We’re barely eight months in and London filmmaker Stefan Sago can’t summon anything nice to say about the year 2020.
“It’s been a rough year,” he said. “We gave up on our dreams, you could say, especially this year.”
The year 2020 started with the death of a billion animals in bush fires so intense they turned Australian skies a hellish shade of orange. Then, came the global pandemic that has so far infected millions of people and left hundreds of thousands dead.
Then came the raw grief, anger and exhaustion in the wake of Floyd George’s death, the latest in a long string of Black men killed by white police officers under questionable circumstances.
Sago said the injustice he was seeing was heartbreaking, not just for him, but for many of his friends, who are Black.
“They have been through a lot,” he said. “I have a buddy who has experienced, I don’t want to say exactly, but really close to what George Floyd experienced. He had a knee on his neck when he was arrested.”
“I was kind of fed up with that,” Sago said.
So he created a video he hoped would be a tonic.
The power of words
“I wanted to tell myself and tell my friends ‘it’s okay the way you’re feeling. It’s normal. Here’s what we can do. Don’t give up on 2020, we can still make it a great year.'”
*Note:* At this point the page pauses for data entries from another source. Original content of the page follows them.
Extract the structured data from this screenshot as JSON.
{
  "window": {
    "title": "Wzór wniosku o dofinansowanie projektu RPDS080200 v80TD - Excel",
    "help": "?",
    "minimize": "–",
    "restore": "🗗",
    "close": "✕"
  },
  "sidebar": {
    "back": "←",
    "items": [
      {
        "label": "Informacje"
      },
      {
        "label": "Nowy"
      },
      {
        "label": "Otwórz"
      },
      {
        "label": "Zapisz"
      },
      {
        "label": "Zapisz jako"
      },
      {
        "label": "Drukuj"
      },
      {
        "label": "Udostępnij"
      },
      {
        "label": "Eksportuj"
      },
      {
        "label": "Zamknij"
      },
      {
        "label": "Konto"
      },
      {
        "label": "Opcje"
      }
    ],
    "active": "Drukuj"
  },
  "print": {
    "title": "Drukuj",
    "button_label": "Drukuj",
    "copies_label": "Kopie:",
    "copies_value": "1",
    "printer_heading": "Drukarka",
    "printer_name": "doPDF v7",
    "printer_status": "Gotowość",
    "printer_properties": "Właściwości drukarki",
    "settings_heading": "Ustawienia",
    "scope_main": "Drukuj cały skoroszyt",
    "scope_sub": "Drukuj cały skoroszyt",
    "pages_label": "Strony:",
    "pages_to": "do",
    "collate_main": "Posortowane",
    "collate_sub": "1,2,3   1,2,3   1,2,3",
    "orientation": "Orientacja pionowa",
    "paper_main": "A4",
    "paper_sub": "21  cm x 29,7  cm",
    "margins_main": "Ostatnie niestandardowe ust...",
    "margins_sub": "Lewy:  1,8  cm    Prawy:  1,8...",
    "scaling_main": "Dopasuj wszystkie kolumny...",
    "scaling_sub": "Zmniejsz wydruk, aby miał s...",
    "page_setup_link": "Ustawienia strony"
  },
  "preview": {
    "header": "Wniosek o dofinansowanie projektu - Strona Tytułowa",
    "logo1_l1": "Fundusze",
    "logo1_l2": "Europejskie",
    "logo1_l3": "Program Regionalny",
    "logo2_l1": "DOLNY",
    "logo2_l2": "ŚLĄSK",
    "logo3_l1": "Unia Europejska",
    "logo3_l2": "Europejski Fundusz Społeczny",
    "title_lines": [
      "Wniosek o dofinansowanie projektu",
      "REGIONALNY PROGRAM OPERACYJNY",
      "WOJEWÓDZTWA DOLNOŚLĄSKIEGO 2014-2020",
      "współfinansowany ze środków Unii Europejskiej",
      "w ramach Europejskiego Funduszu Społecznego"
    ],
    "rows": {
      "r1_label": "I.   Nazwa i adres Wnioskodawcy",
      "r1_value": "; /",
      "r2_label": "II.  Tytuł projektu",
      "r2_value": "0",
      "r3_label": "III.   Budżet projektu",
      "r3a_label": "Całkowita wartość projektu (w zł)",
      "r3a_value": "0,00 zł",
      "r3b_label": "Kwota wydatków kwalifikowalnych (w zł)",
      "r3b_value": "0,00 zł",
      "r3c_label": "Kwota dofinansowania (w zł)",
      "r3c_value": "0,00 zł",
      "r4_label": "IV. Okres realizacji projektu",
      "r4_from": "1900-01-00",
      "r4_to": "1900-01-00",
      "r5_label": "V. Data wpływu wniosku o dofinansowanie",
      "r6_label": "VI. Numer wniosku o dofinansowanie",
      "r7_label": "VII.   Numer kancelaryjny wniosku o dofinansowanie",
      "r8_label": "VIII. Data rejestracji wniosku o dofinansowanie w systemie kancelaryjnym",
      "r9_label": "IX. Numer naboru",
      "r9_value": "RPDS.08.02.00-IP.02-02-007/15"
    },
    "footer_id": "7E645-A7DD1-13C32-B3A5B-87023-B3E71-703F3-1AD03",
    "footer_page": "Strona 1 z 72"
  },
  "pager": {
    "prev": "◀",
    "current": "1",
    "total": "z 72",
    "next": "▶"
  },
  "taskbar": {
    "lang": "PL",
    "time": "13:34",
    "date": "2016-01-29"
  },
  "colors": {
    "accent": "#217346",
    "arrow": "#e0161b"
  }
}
To do it, Sago enlisted the help of London educator and speaker Leroy Hibbert, who helps people of all backgrounds believe that, despite all of its flaws, the world can actually be changed.
“He wanted to make something positive and motivational that would help the community and help people,” Sago said.
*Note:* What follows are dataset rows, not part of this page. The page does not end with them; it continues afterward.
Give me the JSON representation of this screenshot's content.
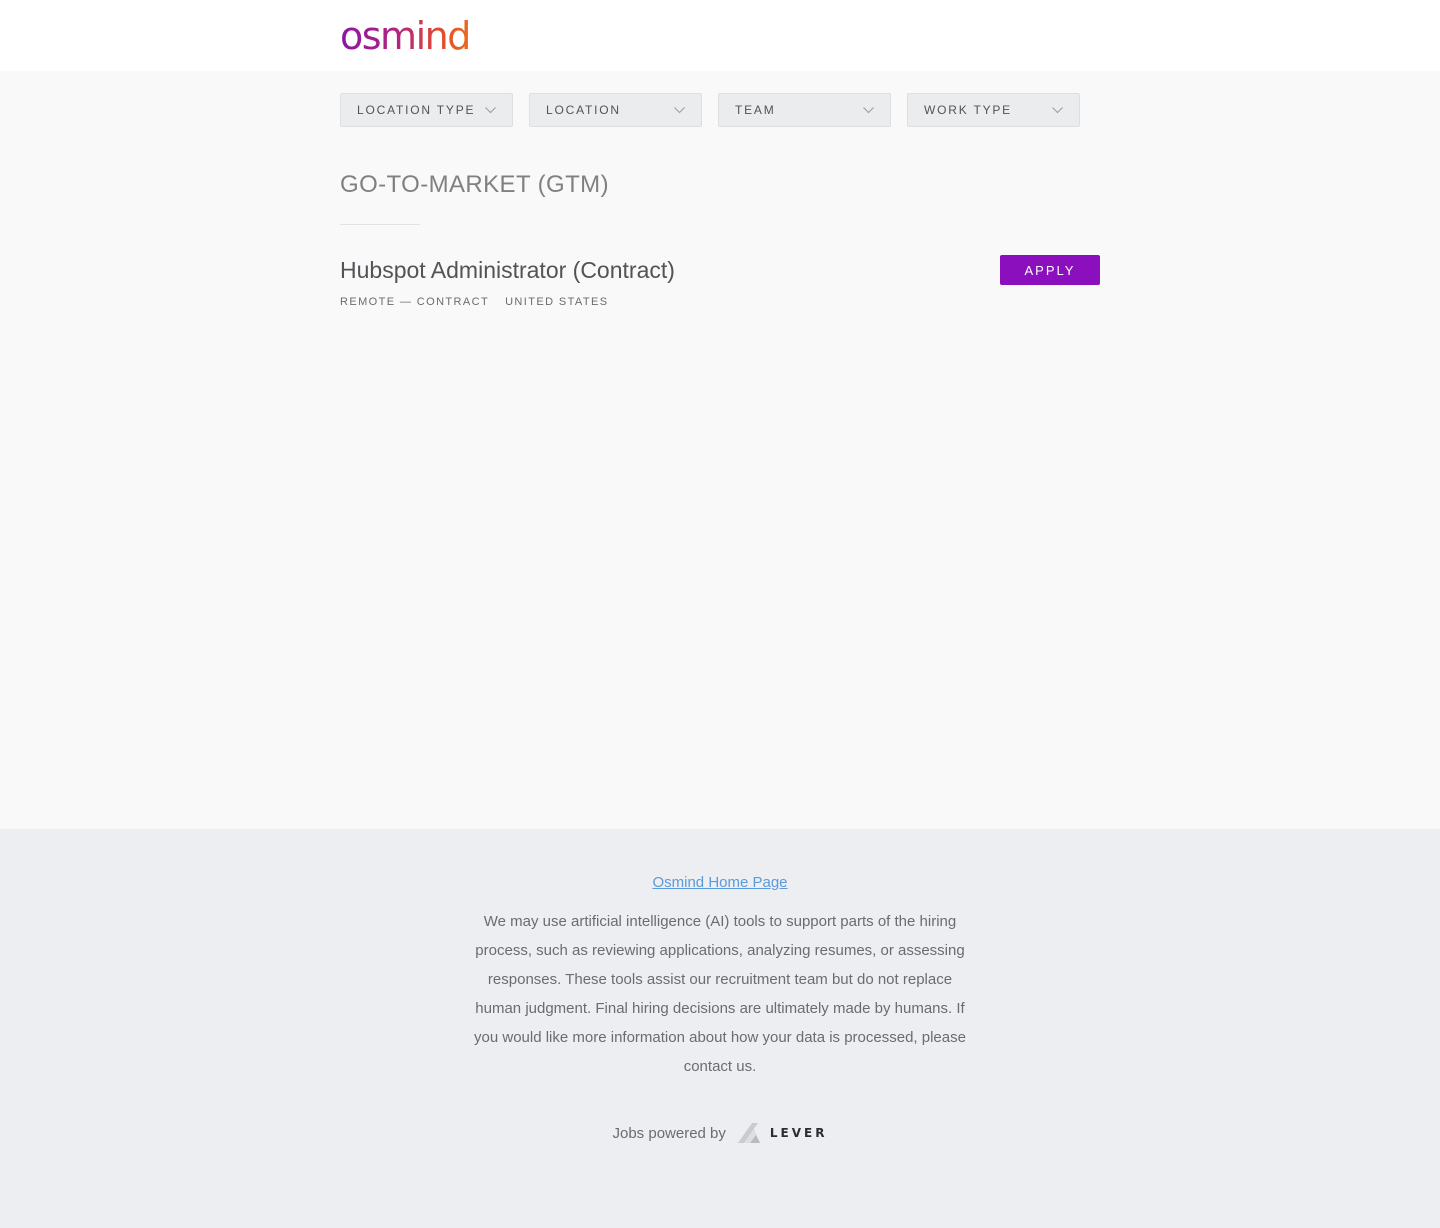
{
  "header": {
    "logo_text": "osmind"
  },
  "filters": [
    {
      "label": "LOCATION TYPE"
    },
    {
      "label": "LOCATION"
    },
    {
      "label": "TEAM"
    },
    {
      "label": "WORK TYPE"
    }
  ],
  "team": {
    "heading": "GO-TO-MARKET (GTM)"
  },
  "postings": [
    {
      "title": "Hubspot Administrator (Contract)",
      "commitment": "REMOTE — CONTRACT",
      "location": "UNITED STATES",
      "apply_label": "APPLY"
    }
  ],
  "footer": {
    "home_link": "Osmind Home Page",
    "ai_note": "We may use artificial intelligence (AI) tools to support parts of the hiring process, such as reviewing applications, analyzing resumes, or assessing responses. These tools assist our recruitment team but do not replace human judgment. Final hiring decisions are ultimately made by humans. If you would like more information about how your data is processed, please contact us.",
    "powered_by": "Jobs powered by",
    "lever_logo_text": "LEVER"
  },
  "colors": {
    "apply_button": "#8c0fbd",
    "link": "#5c9ad9",
    "logo_gradient_start": "#8c14a6",
    "logo_gradient_end": "#f0691b"
  }
}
“I thought it was fantastic,” he said. “Especially for the time we’re living in now.”
Sago said he and his friend Christina made the video by simply filming Hibbert in his home with his wife Helen and his grandson Lincoln. The audio is unscripted and was captured during a nearly hour-long conversation with Hibbert.
“That’s just Leroy being Leroy,” Sago said. “The original audio file was 51 minutes and I had to cut it to one minute of amazing Leroy talk.”
‘The backstory is I come from war’
One of the reasons Sago wanted to share Leroy’s message with people is because he knows what it feels like to be the odd man out.
“The back story is I come from war,” he said. “I was born in Iraq and I was there when the war happened. So I had to move from Iraq to Syria and I was a refugee there.”
“I have experienced discrimination, but not based on my race or my colour. It’s more that I was a minority. You know? An Iraqi kid in a Syrian country.”
“It was just kids being kids and bullying, but it was a form of discrimination.”
Sago and his family eventually made their way to Canada.
“We left to escape it and I look at my friends and they can’t escape it.”
“Words can impact how a person lives,” he said. “It’s something that’s intangible but has a tangible result. Words can make a child really enjoy and flourish in education and words can actually destroy a person based on what you say about them. No matter where they go they are reminded that they are not equal or good enough.”
“They’re successful people but at the end of the day they get reminded, ‘Oh yeah, I’m Black. This is going to happen to me.’ To me, this is injustice.”
Part of the film’s message, Hibbert said, is for people who are the victims of discrimination to speak up, to find their power and use it to make the world a better place.
“A friend of mine likes to say ‘silence creates violence.’ Words locate us, words also set boundaries of our lives and words affect us directly.”
“It sets a tone,” Hibbert said. “How we say things and where and when we say things.”
“You look around collectively as far as race and racism and those words can be used to put a wedge between communities and put people together,” he said. “We have to hold ourselves to account as to what messaging we are sending to people and how we want to build communities up.”
“One of the greatest tools we have in life is communicating,” he said. “If you want to change what you see, you have to change what you say.”